> **GOAL OF THE EXERCISE**:
Which lines of the records contain the word "kind"? Show each of them.

> **EXERCISE DATA**:

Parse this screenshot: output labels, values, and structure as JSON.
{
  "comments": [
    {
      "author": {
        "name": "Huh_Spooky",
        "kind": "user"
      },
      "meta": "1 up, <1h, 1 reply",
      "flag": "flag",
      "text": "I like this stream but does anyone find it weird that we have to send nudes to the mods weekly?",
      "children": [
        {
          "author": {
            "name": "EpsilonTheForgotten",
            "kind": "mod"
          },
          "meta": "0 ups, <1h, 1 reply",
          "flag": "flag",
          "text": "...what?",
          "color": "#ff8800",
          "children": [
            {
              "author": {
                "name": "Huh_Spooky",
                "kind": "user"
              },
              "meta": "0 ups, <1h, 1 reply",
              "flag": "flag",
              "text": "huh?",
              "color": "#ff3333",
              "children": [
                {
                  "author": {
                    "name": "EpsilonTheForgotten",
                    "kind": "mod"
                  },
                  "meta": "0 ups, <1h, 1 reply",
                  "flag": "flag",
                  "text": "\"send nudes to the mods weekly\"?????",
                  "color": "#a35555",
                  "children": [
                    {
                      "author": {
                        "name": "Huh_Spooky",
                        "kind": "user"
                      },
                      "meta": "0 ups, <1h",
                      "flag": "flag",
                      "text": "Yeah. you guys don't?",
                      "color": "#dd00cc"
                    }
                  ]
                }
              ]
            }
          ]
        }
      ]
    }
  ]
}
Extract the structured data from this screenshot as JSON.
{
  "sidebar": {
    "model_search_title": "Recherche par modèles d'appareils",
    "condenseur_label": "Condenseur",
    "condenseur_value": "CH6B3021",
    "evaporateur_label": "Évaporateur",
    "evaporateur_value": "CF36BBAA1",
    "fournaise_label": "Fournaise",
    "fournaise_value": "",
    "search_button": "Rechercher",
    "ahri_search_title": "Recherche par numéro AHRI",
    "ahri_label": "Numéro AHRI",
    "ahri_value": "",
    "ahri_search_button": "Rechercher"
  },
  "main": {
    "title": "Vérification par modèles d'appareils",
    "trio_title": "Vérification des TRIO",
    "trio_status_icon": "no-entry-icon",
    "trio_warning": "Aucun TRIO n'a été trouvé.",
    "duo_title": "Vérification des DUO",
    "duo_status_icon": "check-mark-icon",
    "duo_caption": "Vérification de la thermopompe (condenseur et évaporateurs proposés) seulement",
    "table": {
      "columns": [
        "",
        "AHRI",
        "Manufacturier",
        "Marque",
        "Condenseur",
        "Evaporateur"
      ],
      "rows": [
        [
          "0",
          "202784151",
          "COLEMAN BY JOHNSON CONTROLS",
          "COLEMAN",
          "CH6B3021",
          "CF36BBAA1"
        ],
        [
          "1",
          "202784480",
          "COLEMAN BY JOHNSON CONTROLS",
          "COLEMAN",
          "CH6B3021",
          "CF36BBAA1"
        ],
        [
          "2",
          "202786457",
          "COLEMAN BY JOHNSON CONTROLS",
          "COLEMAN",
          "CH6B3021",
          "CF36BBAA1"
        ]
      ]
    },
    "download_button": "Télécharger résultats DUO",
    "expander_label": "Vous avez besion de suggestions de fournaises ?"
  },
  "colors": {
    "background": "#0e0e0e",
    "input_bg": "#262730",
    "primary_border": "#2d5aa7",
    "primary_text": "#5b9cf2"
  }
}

> **RESPONSE**:
        "kind": "user"
            "kind": "mod"
                "kind": "user"
                    "kind": "mod"
                        "kind": "user"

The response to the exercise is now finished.